For home gardeners, semi-dwarf apple trees require attention to pruning, ensuring an open canopy to maximize sunlight penetration and air circulation, which promotes healthy growth and reduces disease susceptibility. Regular watering, especially during dry spells, coupled with organic fertilizers tailored to fruiting trees, fosters robust development and a bounty of delicious apples. Additionally, integrated pest management practices, such as monitoring for common pests like aphids or codling moths, and timely intervention with organic remedies, ensure a thriving orchard with minimal ecological impact.

Newly planted perennials require some additional care to help establish and support the plants as they grow. Water newly planted perennials deeply at the root 2-3 times a week during the first growing season. Apply compost and wood chip mulch in the late winter/early spring.

Storing Apples

Fresh Storage: Keep fresh apples in a cool, dark place, such as a pantry or cellar, away from direct sunlight, for up to a month.

Long-Term Storage: Wrap each fruit individually in newspaper or place them in a ventilated container in a cool, humid environment, ideally around 32-40°F (0-4°C), such as a root cellar or refrigerator, for up to several months.

Cooking With Apples

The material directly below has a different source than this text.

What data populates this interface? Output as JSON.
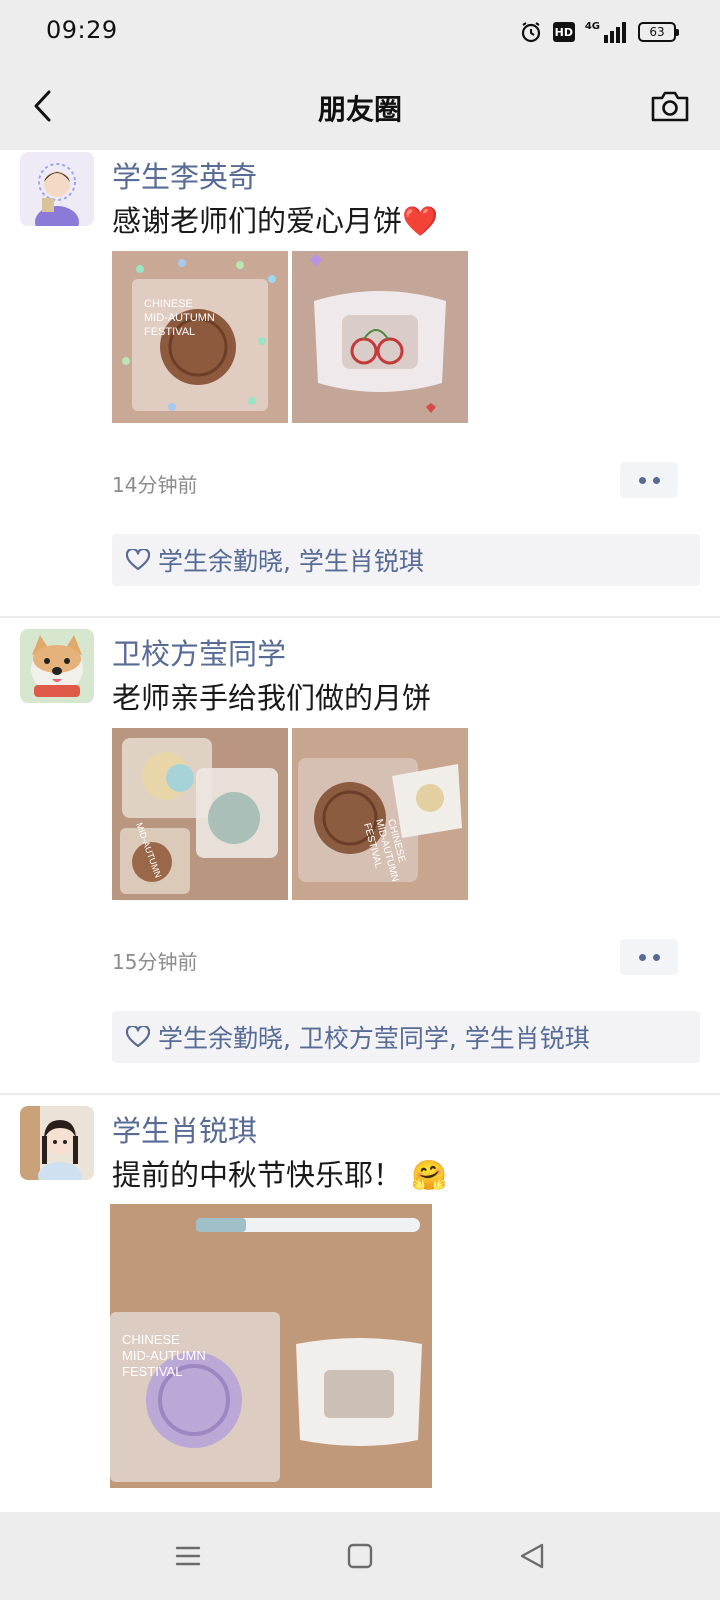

  1. Apple Pie: Slice and cook apples with sugar, cinnamon, and a touch of lemon juice, then bake them in a pastry crust until golden and bubbly. Apple pie is a classic and comforting dessert enjoyed by many.
  2. Applesauce: Cook peeled and diced apples with sugar, cinnamon, and a bit of water until they soften and break down. The resulting applesauce can be enjoyed on its own, used as a topping for pancakes or oatmeal, or used as a filling for desserts.
  3. Apple Crisp: Combine sliced apples with sugar, cinnamon, and a squeeze of lemon juice, then top them with a crumbly mixture of oats, flour, butter, and brown sugar. Bake until the apples are tender and the topping is golden and crisp.
  4. Apple Muffins or Pancakes: Fold diced apples into muffin or pancake batter for a burst of sweetness and texture. Apples add moisture and flavor to these breakfast treats.
  5. Waldorf Salad: Combine diced apples with celery, walnuts, and raisins, then toss them with mayonnaise or a light dressing. This classic salad showcases the sweet and crunchy elements of apples.
  6. Apple Chutney: Cook diced apples with onions, vinegar, sugar, and spices like ginger, garlic, and chili flakes. The resulting chutney offers a sweet and tangy condiment that pairs well with cheeses, cold cuts, or curries.
  7. Baked Apples: Core whole apples and fill the cavity with a mixture of sugar, cinnamon, and butter. Bake until the apples are tender and caramelized. Serve them warm with a drizzle of caramel sauce or a scoop of vanilla ice cream.

Try These Apple Recipes:

Want To Learn More?

At Backyard Eats, we’re passionate about helping our clients discover and share the magic of homegrown good. Our Harvest Guides will teach you everything you need to know to harvest, store, and cook with fresh produce right from your own backyard! Our Harvest Toolkit Directory includes a list of all our step-by-step guides. Click below to give them a try!